CHANGES to the MOT, particularly if frequency were to be reduced, would lead to a significant rise in vehicles with dangerous defects that would only become apparent after a collision, according to motoring organisations.
The Adam Smith Institute has said that the MOT could be carried out every two years, suggesting that driver error is the cause of most accidents.
AA president Edmund King said that it would be an error to change the frequency of the MOT which highlights many problems that could become dangerous without attention.
Motoring and safety organisation GEM has long campaigned for driver education to lead the way in reducing death and serious injury on the roads, but it said that any approach to road safety has to be joined up.
It said in a statement: “There is no ‘silver bullet’ to eliminate crashes, so the idea of focusing solely on driver error, as proposed by the Adam Smith Institute, is misguided.

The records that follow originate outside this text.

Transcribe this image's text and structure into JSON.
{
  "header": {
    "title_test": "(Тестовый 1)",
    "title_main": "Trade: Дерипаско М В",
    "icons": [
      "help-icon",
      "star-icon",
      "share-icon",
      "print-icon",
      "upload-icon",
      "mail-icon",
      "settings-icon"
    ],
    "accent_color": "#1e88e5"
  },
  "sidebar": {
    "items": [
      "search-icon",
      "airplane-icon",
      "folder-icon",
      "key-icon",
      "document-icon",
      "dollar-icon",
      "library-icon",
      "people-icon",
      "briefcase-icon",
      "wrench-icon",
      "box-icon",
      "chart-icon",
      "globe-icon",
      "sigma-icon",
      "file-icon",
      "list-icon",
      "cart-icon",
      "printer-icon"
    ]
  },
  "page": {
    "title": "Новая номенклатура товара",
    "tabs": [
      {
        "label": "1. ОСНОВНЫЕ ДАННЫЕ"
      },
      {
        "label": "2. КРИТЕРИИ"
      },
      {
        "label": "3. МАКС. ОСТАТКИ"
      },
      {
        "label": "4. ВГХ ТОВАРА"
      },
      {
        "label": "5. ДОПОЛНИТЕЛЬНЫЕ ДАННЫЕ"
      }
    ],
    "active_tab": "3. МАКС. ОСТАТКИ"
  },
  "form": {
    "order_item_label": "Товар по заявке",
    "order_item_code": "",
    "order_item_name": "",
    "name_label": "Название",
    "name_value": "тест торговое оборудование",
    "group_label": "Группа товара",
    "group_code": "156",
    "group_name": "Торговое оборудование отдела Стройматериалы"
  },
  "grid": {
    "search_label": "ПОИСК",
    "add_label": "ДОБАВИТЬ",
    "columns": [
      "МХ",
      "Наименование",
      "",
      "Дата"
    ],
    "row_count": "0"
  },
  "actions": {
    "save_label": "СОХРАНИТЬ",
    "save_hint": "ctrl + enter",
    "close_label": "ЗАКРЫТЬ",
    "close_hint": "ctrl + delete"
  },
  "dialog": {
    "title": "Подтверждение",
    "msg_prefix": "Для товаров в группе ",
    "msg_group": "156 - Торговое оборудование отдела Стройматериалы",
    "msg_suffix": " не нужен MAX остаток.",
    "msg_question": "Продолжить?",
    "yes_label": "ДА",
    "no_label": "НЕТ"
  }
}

“Of course, drivers should not rely on an annual MoT test for maintenance. Regular servicing, even though it is not a legal requirement, is vital for safety – as well as helping to preserve the value of a vehicle as it gets older.”